▶ PROBLEM TO SOLVE:
Count the lines below that contain the word "Listening" and give only that number.

(Dataset rows describing interfaces)
Start of Block
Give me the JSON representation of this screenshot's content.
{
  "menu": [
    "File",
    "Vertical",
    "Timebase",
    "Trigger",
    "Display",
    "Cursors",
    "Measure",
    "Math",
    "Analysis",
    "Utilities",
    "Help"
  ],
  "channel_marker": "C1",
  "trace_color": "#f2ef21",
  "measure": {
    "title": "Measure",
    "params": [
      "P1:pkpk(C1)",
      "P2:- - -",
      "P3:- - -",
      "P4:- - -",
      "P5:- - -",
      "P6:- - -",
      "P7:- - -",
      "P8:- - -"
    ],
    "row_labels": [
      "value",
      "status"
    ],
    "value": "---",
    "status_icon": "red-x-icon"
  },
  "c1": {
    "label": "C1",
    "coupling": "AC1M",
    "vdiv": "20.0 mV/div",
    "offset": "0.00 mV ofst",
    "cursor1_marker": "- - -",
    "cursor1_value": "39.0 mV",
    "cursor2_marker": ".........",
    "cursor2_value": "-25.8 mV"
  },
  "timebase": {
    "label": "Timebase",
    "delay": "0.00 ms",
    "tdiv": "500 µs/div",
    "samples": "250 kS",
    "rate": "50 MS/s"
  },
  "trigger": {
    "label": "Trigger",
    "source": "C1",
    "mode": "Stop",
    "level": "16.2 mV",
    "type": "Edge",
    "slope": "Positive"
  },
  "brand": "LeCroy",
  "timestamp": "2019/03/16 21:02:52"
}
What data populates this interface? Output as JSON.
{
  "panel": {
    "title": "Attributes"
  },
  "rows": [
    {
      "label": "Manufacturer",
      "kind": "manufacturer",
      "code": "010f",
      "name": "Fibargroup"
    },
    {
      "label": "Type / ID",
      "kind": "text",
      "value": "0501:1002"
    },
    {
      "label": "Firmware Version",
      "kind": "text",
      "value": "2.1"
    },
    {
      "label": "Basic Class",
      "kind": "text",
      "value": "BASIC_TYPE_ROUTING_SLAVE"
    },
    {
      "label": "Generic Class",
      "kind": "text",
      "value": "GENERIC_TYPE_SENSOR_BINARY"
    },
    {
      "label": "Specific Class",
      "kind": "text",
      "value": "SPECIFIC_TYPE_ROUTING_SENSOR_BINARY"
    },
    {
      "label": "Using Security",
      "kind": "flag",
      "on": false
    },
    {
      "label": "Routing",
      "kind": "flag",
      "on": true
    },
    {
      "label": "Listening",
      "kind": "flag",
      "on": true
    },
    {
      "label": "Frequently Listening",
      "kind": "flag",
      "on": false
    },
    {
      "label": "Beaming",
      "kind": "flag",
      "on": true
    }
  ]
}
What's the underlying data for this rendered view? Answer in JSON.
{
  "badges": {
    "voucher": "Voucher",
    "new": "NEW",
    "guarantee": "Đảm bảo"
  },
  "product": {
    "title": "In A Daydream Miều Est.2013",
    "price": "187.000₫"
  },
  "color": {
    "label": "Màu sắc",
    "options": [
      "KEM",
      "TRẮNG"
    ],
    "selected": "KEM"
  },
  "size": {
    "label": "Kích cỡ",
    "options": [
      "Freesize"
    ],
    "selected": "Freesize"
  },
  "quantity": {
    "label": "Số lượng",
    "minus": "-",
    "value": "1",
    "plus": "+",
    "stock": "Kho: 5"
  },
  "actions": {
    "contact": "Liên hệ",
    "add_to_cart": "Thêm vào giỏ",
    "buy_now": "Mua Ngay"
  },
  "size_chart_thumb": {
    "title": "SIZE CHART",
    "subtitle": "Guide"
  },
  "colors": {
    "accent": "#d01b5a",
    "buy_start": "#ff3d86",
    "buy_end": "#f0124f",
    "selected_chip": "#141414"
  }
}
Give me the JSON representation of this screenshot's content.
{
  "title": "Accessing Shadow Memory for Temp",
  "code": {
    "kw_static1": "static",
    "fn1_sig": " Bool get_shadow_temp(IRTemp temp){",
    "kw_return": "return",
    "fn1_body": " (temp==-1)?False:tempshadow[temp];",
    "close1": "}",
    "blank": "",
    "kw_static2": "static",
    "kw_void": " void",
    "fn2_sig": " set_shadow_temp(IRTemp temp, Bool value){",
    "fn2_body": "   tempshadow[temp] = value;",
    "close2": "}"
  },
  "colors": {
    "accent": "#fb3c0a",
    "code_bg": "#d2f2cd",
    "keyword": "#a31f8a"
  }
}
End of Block
▶ RESPONSE TO THE TASK:
2